This may be something of a backhanded compliment, but if you had a difficult piece of land on which to build a course, Cabell Robinson would be an architect you would be wise to choose.
The American with the impressive Iberian portfolio just seems to know how to handle awkward sites, and Finca Cortesin is one of the best examples of his skill in this regard.
His design and Gerald Huggan’s landscaping have combined to create uncommon harmony here, with lush surroundings including typical Mediterranean flora and forest.
Opened in 2006 and measuring 7,400 yards off the tips, the course offers five different tee positions so it is playable by players of all levels.
In July 2017, Finca Cortesin completed a comprehensive upgrade of its greens – becoming the first golf course in Spain to feature a new, environmentally-friendly, type of ultra dwarf bermuda grass on all of its putting surfaces.
The new greens are simply outstanding and naturally a key part of the reason it scores so well in our Top 100 in terms of conditioning. You will not play many – if any – notably better-conditioned courses in the whole list.
After a friendly opener the first of the par 3s arrives at the 2nd, playing up and over lots of bushes and framed nicely by bunkers in front and to the sides. There are villas beyond the green but they don’t spoil the look.
The 12th is a really good-looking hole played slightly downhill and has echoes of Monte Rei, with an angled green on a ledge and bunkers short right and back left.
Indeed all the villas are located higher than the course and pushed back so are not notably in the eyeline.

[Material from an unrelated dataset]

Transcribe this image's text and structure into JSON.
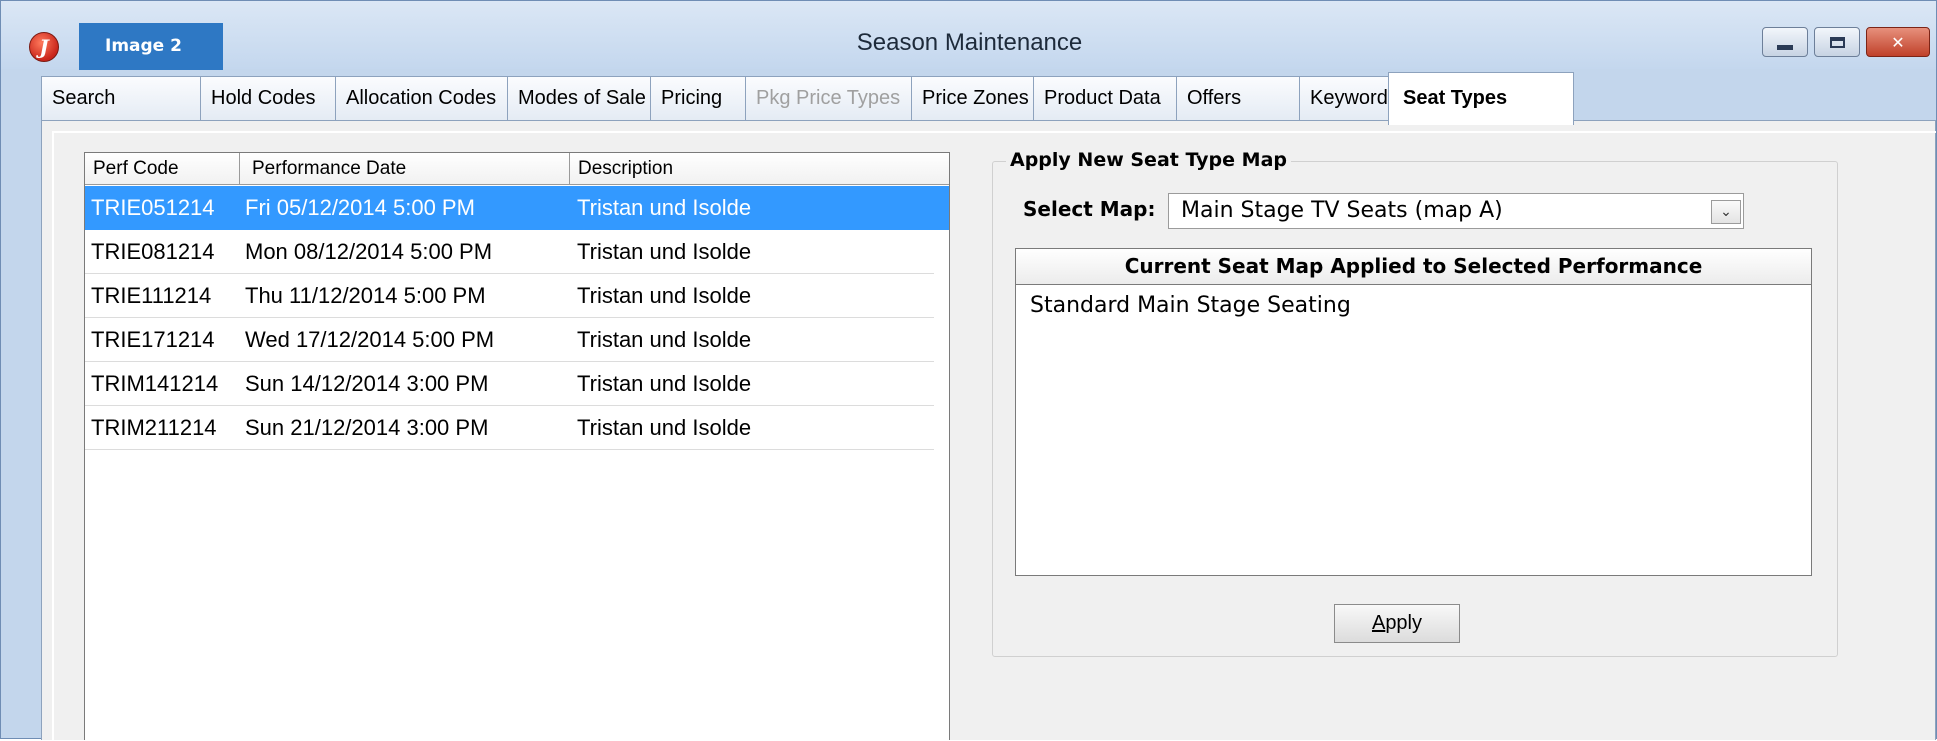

The short holes are all notable for different reasons. The 6th is a long, tough test while the 10th is an acute drop par 3 to a slim green that falls away towards bushes on the right and a shaved-back bank on left.
The 12th is a really good-looking hole played slightly downhill and has echoes of Monte Rei, with an angled green on a ledge and bunkers short right and back left. Only something well struck will hold this green.
Two holes later, with more elevation change on back nine, you keep climbing up to the 14th to play alongside the spectacular downhill driving range on the right. Like the 17th, the final par 3, this is a prolifically-bunkered short hole.
Finca mixes holes that give you a chance and – not least because of the dramatic terrain, which means uphill and downhill holes as well as narrow right-to-left sloping fairways – some seriously exacting ones.
So there is the wide open fairway on the 3rd, where the strong player can gamble and fly bunkers on the right to leave a much easier shot in by feeding their approach in from the right rather than have to fly the ball over water. In contrast, anyone short of the bunkers has to go over water.
And then to follow there is a sporty par 4 around a lake where you can get close with your drive but otherwise hit it 200 yards up the left.
Or the risk-reward 16th, which plays to a bottleneck fairway that is barely 15 yards wide at its narrowest point but to fly the bunkers leaves no more than a eight-iron approach to the heart-shaped green.
It doesn’t affect our ranking in the slightest, but it would be remiss not to mention the service at Finca Cortesin, which is peerless in this list.
But then there is the strong 7th, a right-to-left dog-leg over funky terrain with everything sloping left to right and a heart-shaped green turned on its side with swales on the left and a bunker right.
Or the 11th, which travels over a tumbling narrow fairway to an eight-shaped green that is long and narrow. A bunker down to the right and a bank higher on the left side add to the difficulty of hitting this slender target.
And then there is the 13th, a mix of the two. It has creek across the fairway to add to your calculations and then a different-looking second shot into a tiered green with water in front and trees guarding it on both sides. It is a pretty, Valderrama-esque scene.
It doesn’t affect our ranking in the slightest, but it would be remiss not to mention the service at Finca Cortesin, which is peerless in this list. Chris Bertram